● **WHAT YOU NEED TO DO**: Give every line of the listing back, exactly as written.

____

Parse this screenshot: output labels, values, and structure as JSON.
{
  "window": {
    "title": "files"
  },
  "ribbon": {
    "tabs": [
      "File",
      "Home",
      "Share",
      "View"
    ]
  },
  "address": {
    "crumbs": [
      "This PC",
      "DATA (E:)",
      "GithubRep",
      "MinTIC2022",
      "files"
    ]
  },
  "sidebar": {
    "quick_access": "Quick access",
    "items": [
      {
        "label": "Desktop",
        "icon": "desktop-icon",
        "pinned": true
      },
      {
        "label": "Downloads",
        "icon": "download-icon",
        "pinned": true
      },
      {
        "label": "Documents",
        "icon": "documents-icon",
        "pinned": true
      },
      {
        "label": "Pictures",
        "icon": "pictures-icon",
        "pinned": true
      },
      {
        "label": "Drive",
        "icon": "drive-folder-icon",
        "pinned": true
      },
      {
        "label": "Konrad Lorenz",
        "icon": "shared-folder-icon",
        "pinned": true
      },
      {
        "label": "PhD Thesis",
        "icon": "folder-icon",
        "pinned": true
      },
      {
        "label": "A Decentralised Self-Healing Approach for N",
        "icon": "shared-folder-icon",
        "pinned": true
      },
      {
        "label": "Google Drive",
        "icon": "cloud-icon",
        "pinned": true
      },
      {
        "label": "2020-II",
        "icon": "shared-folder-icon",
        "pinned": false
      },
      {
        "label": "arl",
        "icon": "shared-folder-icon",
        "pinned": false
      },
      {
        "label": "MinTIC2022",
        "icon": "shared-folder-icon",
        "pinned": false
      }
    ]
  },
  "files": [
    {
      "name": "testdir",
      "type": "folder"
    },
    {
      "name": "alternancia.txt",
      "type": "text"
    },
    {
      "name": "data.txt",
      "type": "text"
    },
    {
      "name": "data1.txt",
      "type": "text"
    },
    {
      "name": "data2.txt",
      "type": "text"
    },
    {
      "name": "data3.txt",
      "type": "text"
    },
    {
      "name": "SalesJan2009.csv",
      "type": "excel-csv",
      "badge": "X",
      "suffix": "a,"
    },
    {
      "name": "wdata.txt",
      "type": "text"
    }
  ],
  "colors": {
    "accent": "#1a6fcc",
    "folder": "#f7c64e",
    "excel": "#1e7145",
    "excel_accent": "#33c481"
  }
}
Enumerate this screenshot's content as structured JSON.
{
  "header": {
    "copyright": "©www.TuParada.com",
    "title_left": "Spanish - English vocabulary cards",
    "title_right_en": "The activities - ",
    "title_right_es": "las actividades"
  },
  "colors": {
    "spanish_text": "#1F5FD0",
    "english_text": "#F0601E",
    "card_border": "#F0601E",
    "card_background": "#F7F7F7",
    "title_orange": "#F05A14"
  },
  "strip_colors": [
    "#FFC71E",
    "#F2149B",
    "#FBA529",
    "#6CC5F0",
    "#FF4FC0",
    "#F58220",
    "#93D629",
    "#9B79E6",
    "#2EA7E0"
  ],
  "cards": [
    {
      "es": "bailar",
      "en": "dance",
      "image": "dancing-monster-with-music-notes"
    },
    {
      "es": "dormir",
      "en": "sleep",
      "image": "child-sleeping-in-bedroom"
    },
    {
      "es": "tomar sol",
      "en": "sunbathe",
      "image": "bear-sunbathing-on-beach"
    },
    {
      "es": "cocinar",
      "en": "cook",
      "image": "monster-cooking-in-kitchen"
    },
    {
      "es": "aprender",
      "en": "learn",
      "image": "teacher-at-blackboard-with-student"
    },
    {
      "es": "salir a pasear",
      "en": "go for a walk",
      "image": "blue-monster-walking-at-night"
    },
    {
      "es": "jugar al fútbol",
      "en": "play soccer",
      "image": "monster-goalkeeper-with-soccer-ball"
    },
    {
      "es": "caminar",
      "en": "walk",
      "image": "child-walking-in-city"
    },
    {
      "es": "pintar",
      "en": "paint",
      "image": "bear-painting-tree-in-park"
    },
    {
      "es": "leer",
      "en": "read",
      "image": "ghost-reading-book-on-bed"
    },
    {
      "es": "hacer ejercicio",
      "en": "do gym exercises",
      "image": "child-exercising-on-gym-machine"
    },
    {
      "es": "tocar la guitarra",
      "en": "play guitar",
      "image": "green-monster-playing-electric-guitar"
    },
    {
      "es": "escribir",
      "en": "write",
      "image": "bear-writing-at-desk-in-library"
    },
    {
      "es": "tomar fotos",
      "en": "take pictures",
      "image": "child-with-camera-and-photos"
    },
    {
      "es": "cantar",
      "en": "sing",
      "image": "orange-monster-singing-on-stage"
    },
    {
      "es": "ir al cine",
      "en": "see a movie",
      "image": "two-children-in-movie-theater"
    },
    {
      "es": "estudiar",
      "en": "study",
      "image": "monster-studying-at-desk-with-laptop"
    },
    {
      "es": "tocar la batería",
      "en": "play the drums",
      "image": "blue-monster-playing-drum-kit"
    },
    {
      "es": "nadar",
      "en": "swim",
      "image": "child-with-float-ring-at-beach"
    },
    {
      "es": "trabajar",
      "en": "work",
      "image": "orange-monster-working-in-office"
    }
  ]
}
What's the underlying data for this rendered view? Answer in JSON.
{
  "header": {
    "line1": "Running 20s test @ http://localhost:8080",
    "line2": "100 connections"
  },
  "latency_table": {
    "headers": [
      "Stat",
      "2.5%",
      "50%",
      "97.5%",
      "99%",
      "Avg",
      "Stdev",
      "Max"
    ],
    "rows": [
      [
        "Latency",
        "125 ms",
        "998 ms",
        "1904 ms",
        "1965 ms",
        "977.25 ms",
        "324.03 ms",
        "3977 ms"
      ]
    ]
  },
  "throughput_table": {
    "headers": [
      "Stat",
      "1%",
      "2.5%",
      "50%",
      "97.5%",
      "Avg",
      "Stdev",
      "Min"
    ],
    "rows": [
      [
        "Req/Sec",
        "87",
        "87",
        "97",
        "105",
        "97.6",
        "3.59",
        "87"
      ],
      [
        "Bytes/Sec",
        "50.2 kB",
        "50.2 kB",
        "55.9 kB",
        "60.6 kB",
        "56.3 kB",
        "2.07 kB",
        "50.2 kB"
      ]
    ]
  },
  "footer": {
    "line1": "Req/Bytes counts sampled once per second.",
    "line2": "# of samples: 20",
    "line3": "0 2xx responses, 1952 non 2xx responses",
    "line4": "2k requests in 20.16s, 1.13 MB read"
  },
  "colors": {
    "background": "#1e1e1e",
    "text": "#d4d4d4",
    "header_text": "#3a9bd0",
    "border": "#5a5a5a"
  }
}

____

● **FINAL ANSWER**:
Parse this screenshot: output labels, values, and structure as JSON.
{
  "window": {
    "title": "files"
  },
  "ribbon": {
    "tabs": [
      "File",
      "Home",
      "Share",
      "View"
    ]
  },
  "address": {
    "crumbs": [
      "This PC",
      "DATA (E:)",
      "GithubRep",
      "MinTIC2022",
      "files"
    ]
  },
  "sidebar": {
    "quick_access": "Quick access",
    "items": [
      {
        "label": "Desktop",
        "icon": "desktop-icon",
        "pinned": true
      },
      {
        "label": "Downloads",
        "icon": "download-icon",
        "pinned": true
      },
      {
        "label": "Documents",
        "icon": "documents-icon",
        "pinned": true
      },
      {
        "label": "Pictures",
        "icon": "pictures-icon",
        "pinned": true
      },
      {
        "label": "Drive",
        "icon": "drive-folder-icon",
        "pinned": true
      },
      {
        "label": "Konrad Lorenz",
        "icon": "shared-folder-icon",
        "pinned": true
      },
      {
        "label": "PhD Thesis",
        "icon": "folder-icon",
        "pinned": true
      },
      {
        "label": "A Decentralised Self-Healing Approach for N",
        "icon": "shared-folder-icon",
        "pinned": true
      },
      {
        "label": "Google Drive",
        "icon": "cloud-icon",
        "pinned": true
      },
      {
        "label": "2020-II",
        "icon": "shared-folder-icon",
        "pinned": false
      },
      {
        "label": "arl",
        "icon": "shared-folder-icon",
        "pinned": false
      },
      {
        "label": "MinTIC2022",
        "icon": "shared-folder-icon",
        "pinned": false
      }
    ]
  },
  "files": [
    {
      "name": "testdir",
      "type": "folder"
    },
    {
      "name": "alternancia.txt",
      "type": "text"
    },
    {
      "name": "data.txt",
      "type": "text"
    },
    {
      "name": "data1.txt",
      "type": "text"
    },
    {
      "name": "data2.txt",
      "type": "text"
    },
    {
      "name": "data3.txt",
      "type": "text"
    },
    {
      "name": "SalesJan2009.csv",
      "type": "excel-csv",
      "badge": "X",
      "suffix": "a,"
    },
    {
      "name": "wdata.txt",
      "type": "text"
    }
  ],
  "colors": {
    "accent": "#1a6fcc",
    "folder": "#f7c64e",
    "excel": "#1e7145",
    "excel_accent": "#33c481"
  }
}
Enumerate this screenshot's content as structured JSON.
{
  "header": {
    "copyright": "©www.TuParada.com",
    "title_left": "Spanish - English vocabulary cards",
    "title_right_en": "The activities - ",
    "title_right_es": "las actividades"
  },
  "colors": {
    "spanish_text": "#1F5FD0",
    "english_text": "#F0601E",
    "card_border": "#F0601E",
    "card_background": "#F7F7F7",
    "title_orange": "#F05A14"
  },
  "strip_colors": [
    "#FFC71E",
    "#F2149B",
    "#FBA529",
    "#6CC5F0",
    "#FF4FC0",
    "#F58220",
    "#93D629",
    "#9B79E6",
    "#2EA7E0"
  ],
  "cards": [
    {
      "es": "bailar",
      "en": "dance",
      "image": "dancing-monster-with-music-notes"
    },
    {
      "es": "dormir",
      "en": "sleep",
      "image": "child-sleeping-in-bedroom"
    },
    {
      "es": "tomar sol",
      "en": "sunbathe",
      "image": "bear-sunbathing-on-beach"
    },
    {
      "es": "cocinar",
      "en": "cook",
      "image": "monster-cooking-in-kitchen"
    },
    {
      "es": "aprender",
      "en": "learn",
      "image": "teacher-at-blackboard-with-student"
    },
    {
      "es": "salir a pasear",
      "en": "go for a walk",
      "image": "blue-monster-walking-at-night"
    },
    {
      "es": "jugar al fútbol",
      "en": "play soccer",
      "image": "monster-goalkeeper-with-soccer-ball"
    },
    {
      "es": "caminar",
      "en": "walk",
      "image": "child-walking-in-city"
    },
    {
      "es": "pintar",
      "en": "paint",
      "image": "bear-painting-tree-in-park"
    },
    {
      "es": "leer",
      "en": "read",
      "image": "ghost-reading-book-on-bed"
    },
    {
      "es": "hacer ejercicio",
      "en": "do gym exercises",
      "image": "child-exercising-on-gym-machine"
    },
    {
      "es": "tocar la guitarra",
      "en": "play guitar",
      "image": "green-monster-playing-electric-guitar"
    },
    {
      "es": "escribir",
      "en": "write",
      "image": "bear-writing-at-desk-in-library"
    },
    {
      "es": "tomar fotos",
      "en": "take pictures",
      "image": "child-with-camera-and-photos"
    },
    {
      "es": "cantar",
      "en": "sing",
      "image": "orange-monster-singing-on-stage"
    },
    {
      "es": "ir al cine",
      "en": "see a movie",
      "image": "two-children-in-movie-theater"
    },
    {
      "es": "estudiar",
      "en": "study",
      "image": "monster-studying-at-desk-with-laptop"
    },
    {
      "es": "tocar la batería",
      "en": "play the drums",
      "image": "blue-monster-playing-drum-kit"
    },
    {
      "es": "nadar",
      "en": "swim",
      "image": "child-with-float-ring-at-beach"
    },
    {
      "es": "trabajar",
      "en": "work",
      "image": "orange-monster-working-in-office"
    }
  ]
}
What's the underlying data for this rendered view? Answer in JSON.
{
  "header": {
    "line1": "Running 20s test @ http://localhost:8080",
    "line2": "100 connections"
  },
  "latency_table": {
    "headers": [
      "Stat",
      "2.5%",
      "50%",
      "97.5%",
      "99%",
      "Avg",
      "Stdev",
      "Max"
    ],
    "rows": [
      [
        "Latency",
        "125 ms",
        "998 ms",
        "1904 ms",
        "1965 ms",
        "977.25 ms",
        "324.03 ms",
        "3977 ms"
      ]
    ]
  },
  "throughput_table": {
    "headers": [
      "Stat",
      "1%",
      "2.5%",
      "50%",
      "97.5%",
      "Avg",
      "Stdev",
      "Min"
    ],
    "rows": [
      [
        "Req/Sec",
        "87",
        "87",
        "97",
        "105",
        "97.6",
        "3.59",
        "87"
      ],
      [
        "Bytes/Sec",
        "50.2 kB",
        "50.2 kB",
        "55.9 kB",
        "60.6 kB",
        "56.3 kB",
        "2.07 kB",
        "50.2 kB"
      ]
    ]
  },
  "footer": {
    "line1": "Req/Bytes counts sampled once per second.",
    "line2": "# of samples: 20",
    "line3": "0 2xx responses, 1952 non 2xx responses",
    "line4": "2k requests in 20.16s, 1.13 MB read"
  },
  "colors": {
    "background": "#1e1e1e",
    "text": "#d4d4d4",
    "header_text": "#3a9bd0",
    "border": "#5a5a5a"
  }
}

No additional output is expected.